:: Source material ::
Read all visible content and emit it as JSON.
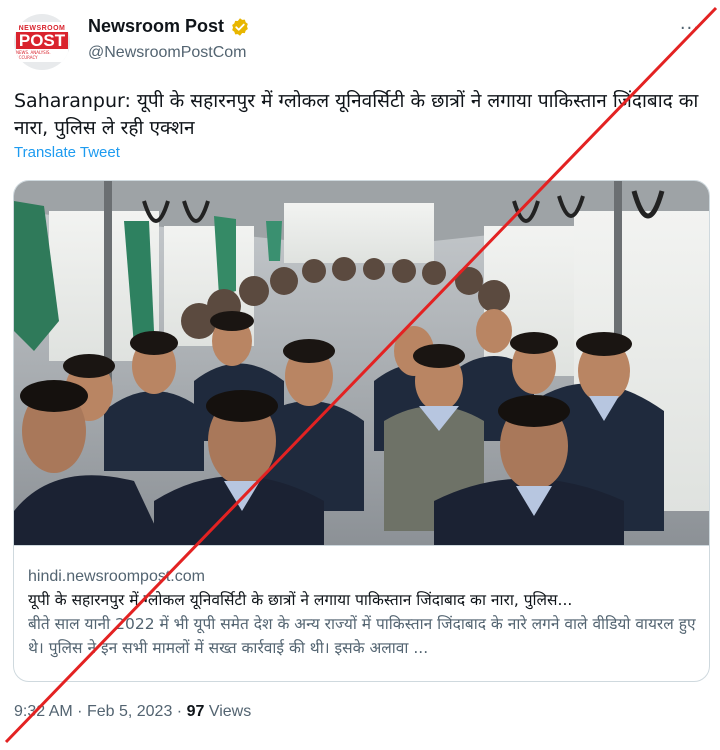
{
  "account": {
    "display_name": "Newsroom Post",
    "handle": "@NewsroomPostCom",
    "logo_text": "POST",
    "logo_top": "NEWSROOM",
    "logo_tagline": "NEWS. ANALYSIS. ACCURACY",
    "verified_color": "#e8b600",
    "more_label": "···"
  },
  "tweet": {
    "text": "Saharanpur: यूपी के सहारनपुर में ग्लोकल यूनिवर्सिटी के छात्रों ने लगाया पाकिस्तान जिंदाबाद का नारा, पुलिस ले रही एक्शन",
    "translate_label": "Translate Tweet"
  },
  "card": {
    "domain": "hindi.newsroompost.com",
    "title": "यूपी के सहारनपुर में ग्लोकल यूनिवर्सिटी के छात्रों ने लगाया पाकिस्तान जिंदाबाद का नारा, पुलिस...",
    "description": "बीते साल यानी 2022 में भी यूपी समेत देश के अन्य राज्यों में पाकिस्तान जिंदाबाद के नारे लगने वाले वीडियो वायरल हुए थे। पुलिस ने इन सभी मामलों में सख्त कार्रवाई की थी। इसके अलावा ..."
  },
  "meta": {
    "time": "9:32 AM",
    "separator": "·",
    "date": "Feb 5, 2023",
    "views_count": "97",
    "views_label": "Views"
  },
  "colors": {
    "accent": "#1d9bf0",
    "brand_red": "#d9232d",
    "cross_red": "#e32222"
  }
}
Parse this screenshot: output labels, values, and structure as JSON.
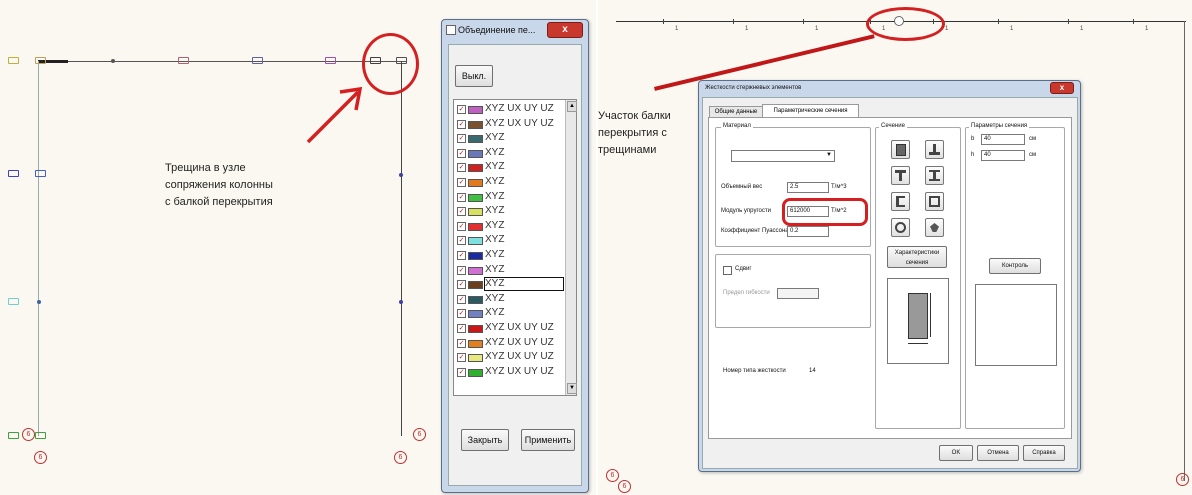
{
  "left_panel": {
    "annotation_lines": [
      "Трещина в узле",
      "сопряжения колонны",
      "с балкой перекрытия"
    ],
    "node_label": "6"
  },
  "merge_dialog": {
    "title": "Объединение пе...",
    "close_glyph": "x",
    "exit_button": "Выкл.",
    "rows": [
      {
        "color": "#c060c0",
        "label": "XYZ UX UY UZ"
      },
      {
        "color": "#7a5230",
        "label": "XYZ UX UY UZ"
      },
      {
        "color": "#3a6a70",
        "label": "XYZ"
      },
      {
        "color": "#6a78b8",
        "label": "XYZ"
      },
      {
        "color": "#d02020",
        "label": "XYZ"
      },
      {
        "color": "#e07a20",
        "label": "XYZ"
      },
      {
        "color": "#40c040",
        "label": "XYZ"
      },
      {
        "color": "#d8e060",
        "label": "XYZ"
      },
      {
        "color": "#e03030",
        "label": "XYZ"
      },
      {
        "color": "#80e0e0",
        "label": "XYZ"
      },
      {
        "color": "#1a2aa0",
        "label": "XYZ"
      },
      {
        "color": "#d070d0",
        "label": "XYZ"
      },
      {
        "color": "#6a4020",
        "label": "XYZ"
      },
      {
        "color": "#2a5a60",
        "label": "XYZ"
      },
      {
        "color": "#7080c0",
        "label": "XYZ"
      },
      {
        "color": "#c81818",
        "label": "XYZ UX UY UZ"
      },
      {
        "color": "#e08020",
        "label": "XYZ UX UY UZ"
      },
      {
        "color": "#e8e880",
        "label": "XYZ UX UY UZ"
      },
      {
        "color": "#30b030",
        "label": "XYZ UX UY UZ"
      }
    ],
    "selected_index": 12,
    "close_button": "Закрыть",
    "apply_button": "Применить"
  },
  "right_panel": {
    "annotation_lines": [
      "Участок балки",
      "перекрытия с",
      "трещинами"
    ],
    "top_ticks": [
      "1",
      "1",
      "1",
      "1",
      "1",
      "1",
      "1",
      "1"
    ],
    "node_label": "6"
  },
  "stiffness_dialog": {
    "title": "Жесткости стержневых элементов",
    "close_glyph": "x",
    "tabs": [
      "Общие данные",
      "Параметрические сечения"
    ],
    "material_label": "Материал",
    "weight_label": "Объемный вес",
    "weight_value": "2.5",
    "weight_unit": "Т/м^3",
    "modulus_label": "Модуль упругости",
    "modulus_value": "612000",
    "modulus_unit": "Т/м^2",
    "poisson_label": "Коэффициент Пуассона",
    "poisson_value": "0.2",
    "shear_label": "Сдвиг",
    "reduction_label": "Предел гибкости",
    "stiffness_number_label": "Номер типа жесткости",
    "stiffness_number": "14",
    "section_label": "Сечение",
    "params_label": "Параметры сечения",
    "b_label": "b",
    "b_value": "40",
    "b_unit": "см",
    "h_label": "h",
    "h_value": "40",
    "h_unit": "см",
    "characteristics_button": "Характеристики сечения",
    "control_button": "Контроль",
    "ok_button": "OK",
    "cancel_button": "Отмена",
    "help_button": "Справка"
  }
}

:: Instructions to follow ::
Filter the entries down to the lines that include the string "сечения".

:: Finished exercise ::
      "Параметрические сечения"
    "params_label": "Параметры сечения",
    "characteristics_button": "Характеристики сечения",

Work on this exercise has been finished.